In reversing summary judgment, the First District Appellate Court relied on the Illinois Supreme Court’s ruling in Snelson v. Kamm, 204 Ill. 2d 1 (2003), to overcome the radiologist’s defense that the orthopedic surgeon would not have acted differently had he properly communicated the MRI results. The Appellate Court noted that this argument – that it is impossible for a plaintiff to prove proximate cause anytime a physician testified that “he would not have acted differently” – was “a ‘red herring’ because it assumed that the doctor would not be willing to tell the truth about whether the conduct of others affected their decision making ability.” Id. at ¶69. Quoting from Snelson, the Appellate Court said that “a plaintiff would always be free to present expert testimony as to what a reasonably qualified physician would do with the undisclosed information and whether the failure to disclose the information was a proximate cause of the plaintiff’s injury in order to discredit a doctor’s assertion that the  omission did not affect his decision making.” Id. (quoting Snelson, 204 Ill. 2d at 45-46).
Here, the Appellate Court noted the plaintiff’s testimony that she was never informed of the results as well as other evidence that would allow a jury to find that the orthopedic surgeon, contrary to his testimony, had not informed the plaintiff of the MRI findings. Id. at ¶72. The plaintiff also presented expert testimony which demonstrated what reasonably well-qualified physicians would have done in the position of the orthopedic surgeon and the radiologist.
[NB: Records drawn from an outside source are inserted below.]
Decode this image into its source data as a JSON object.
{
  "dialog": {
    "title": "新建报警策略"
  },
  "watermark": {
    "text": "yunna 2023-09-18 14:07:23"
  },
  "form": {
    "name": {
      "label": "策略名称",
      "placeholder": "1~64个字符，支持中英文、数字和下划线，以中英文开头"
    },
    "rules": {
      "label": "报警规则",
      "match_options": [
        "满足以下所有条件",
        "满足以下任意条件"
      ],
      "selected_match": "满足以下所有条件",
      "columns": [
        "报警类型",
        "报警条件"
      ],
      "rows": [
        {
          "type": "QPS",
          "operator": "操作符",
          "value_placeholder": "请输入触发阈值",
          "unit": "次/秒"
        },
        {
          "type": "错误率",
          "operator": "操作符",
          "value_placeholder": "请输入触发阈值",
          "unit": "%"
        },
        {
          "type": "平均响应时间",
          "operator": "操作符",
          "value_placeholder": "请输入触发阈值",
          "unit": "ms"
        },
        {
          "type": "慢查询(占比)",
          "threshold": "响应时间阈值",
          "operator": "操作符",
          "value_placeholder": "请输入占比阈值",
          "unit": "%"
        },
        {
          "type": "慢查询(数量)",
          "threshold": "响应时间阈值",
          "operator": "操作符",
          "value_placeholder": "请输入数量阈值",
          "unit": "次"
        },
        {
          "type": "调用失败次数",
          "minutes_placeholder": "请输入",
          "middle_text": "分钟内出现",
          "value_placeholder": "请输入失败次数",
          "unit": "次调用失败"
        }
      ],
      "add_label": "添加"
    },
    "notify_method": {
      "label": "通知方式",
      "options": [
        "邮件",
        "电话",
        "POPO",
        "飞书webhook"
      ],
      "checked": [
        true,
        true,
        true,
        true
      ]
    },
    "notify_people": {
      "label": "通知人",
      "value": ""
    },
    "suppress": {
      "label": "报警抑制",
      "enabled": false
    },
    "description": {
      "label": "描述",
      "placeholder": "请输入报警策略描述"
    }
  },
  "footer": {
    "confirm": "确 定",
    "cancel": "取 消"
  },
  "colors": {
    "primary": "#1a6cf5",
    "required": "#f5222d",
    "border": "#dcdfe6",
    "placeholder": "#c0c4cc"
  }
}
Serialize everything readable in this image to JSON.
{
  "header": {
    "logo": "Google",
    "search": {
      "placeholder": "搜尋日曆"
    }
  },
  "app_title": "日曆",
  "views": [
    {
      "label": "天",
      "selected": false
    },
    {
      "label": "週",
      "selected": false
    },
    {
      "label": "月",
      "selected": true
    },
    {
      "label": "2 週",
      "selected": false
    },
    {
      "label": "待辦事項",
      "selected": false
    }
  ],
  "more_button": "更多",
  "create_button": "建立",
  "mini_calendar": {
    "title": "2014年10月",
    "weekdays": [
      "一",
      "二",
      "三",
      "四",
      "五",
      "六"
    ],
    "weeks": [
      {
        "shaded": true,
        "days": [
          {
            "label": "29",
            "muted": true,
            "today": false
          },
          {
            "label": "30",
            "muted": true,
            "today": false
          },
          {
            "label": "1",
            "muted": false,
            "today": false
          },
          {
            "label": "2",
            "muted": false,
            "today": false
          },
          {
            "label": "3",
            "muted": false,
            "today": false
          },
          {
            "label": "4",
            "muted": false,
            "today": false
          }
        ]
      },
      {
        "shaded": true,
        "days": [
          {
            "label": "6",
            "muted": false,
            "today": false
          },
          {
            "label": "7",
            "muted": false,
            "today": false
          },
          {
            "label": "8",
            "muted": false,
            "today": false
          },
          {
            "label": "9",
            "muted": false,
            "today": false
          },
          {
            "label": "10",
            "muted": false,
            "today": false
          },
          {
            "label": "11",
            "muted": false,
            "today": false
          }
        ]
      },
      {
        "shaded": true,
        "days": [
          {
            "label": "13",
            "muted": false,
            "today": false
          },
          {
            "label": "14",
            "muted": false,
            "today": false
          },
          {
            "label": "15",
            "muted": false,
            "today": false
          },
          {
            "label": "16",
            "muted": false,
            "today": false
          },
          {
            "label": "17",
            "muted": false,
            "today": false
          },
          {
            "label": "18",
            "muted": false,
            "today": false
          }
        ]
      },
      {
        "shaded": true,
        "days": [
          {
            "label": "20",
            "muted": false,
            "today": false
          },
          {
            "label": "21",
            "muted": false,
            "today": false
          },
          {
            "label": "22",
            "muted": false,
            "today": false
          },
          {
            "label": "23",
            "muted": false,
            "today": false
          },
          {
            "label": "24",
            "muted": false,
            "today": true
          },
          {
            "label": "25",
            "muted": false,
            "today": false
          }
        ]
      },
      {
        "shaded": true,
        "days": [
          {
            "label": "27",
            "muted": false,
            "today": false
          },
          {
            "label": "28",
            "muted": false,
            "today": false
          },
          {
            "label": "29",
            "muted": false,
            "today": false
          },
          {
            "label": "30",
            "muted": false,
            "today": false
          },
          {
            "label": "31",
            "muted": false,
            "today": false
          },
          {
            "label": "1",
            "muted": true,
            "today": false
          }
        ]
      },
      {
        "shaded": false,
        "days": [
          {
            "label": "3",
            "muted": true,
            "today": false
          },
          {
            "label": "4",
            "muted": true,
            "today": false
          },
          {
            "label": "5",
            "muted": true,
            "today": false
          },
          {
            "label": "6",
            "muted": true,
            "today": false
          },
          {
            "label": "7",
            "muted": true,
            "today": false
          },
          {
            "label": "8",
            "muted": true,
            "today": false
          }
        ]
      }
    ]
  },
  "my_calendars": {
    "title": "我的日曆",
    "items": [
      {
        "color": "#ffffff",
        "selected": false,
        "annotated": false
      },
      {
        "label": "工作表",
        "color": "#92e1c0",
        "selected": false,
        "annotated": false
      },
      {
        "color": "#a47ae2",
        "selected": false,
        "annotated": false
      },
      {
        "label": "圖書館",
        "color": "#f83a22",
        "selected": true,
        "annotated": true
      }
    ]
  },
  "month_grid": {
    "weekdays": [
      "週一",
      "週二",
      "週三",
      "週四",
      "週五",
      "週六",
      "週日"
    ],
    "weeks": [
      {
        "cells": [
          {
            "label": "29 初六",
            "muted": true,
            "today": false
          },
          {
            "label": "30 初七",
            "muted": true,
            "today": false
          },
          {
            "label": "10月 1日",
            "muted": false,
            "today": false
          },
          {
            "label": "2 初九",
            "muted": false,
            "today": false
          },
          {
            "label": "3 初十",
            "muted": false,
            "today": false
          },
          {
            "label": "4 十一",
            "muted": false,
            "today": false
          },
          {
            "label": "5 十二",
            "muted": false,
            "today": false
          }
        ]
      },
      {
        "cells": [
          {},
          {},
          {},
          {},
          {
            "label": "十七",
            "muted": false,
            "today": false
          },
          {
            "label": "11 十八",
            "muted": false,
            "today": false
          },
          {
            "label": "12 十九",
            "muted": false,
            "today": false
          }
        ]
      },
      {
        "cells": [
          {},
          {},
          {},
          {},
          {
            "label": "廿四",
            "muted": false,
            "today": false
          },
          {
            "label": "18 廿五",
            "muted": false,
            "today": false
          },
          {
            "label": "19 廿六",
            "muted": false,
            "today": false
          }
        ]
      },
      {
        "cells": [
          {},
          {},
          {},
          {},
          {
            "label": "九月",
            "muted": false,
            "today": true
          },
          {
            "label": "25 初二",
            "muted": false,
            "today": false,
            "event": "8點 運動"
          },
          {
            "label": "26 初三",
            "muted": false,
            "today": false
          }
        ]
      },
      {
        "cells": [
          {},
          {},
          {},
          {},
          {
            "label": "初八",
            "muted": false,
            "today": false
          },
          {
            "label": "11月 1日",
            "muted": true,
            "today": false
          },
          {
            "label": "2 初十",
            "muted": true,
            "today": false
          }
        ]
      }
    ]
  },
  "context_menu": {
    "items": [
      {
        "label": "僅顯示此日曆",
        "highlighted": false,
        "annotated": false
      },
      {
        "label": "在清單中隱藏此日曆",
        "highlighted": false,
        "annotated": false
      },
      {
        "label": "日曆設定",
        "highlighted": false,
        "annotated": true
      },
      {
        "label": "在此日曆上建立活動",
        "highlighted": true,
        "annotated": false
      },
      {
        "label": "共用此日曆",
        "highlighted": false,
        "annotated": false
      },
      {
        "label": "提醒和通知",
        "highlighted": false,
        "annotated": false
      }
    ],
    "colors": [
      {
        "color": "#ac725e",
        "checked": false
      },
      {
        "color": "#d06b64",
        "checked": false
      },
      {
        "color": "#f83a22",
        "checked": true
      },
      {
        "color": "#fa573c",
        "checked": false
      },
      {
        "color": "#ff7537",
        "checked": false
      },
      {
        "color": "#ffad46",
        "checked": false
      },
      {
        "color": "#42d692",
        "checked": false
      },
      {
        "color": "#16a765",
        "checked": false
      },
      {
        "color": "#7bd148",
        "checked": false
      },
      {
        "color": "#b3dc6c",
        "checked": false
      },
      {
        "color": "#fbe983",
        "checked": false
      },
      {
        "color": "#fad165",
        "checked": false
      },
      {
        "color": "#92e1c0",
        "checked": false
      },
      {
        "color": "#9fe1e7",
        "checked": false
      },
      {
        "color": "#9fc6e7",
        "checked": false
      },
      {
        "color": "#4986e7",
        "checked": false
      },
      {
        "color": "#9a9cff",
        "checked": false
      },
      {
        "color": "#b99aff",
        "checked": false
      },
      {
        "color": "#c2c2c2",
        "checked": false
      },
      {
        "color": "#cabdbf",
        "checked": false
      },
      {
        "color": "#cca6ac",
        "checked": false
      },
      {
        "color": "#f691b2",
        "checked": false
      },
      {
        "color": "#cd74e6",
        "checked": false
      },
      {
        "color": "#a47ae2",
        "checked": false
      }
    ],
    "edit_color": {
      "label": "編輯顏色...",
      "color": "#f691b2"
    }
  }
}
Id. at ¶70. Additionally, the manner in which the plaintiff was diagnosed was consistent with the plaintiff’s experts’ theories on why the defendant was negligent; that is, that the radiologist who interpreted the follow-up MRI immediately informed the ordering physician of the findings, and proper treatment was immediately undertaken. Id. at ¶71. All of this evidence demonstrated that an issue of fact existed as to whether the orthopedic surgeon actually read the MRI report and conveyed its findings to the plaintiff. Id. at ¶72.
As to proximate cause, this evidence would have allowed the jury to find that the radiologist’s failure to properly communicate the MRI report led to the report’s “fall[ing] between the cracks, to the detriment of the patient, who was ultimately deprived of a full year of oncological treatment.” Id. at ¶73. Thus, the orthopedic surgeon’s testimony that he read and received the report did not shield the radiologist from liability; “it merely confirms the controversy” between the parties’ theories. Id. On this basis, the Appellate Court reversed and remanded. Id. at ¶75.
Buck makes clear that a defendant physician’s testimony regarding what steps he would or would not have taken with undisclosed information may not be sufficient as a defense to proximate cause. For defense attorneys, Buck demonstrates that expert testimony in addition to the defendant’s physician’s testimony may be warranted.
Alex Campos is an associate attorney at Cassiday Schade LLP in the firm’s Chicago office. He concentrates his practice in civil litigation, with an emphasis on medical malpractice defense.